─── Record excerpts ───

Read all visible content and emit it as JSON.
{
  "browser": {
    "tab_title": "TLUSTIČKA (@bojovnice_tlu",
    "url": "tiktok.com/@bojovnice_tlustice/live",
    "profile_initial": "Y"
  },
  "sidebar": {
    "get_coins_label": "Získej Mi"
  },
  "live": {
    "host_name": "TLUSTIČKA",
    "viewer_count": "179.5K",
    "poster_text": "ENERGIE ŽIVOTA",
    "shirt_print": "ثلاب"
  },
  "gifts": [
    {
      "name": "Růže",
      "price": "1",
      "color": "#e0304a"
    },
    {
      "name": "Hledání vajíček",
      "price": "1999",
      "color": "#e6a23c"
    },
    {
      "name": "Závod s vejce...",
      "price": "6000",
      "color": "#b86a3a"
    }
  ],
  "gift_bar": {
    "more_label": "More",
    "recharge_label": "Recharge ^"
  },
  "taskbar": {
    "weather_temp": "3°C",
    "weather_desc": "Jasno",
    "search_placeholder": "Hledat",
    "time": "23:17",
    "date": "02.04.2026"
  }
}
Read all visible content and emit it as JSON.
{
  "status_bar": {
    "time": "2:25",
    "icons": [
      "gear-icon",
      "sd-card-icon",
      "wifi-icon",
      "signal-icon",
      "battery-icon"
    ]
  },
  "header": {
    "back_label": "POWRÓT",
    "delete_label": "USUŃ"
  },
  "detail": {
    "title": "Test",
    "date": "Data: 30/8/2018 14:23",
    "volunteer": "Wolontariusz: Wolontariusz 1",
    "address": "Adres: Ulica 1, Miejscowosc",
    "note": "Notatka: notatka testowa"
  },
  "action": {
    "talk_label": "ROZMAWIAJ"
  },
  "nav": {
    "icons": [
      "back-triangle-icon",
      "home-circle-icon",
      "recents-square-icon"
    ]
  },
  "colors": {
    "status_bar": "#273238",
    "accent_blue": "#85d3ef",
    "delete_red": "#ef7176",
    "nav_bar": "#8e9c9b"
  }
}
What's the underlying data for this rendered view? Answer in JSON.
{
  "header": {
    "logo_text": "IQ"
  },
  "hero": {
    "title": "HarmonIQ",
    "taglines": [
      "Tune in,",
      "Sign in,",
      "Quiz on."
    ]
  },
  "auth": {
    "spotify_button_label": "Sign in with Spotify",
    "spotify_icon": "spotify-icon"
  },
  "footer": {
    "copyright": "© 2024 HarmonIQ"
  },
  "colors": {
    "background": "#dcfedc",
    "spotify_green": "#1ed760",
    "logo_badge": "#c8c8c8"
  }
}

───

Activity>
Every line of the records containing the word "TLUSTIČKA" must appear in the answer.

Result of this exercise>
    "tab_title": "TLUSTIČKA (@bojovnice_tlu",
    "host_name": "TLUSTIČKA",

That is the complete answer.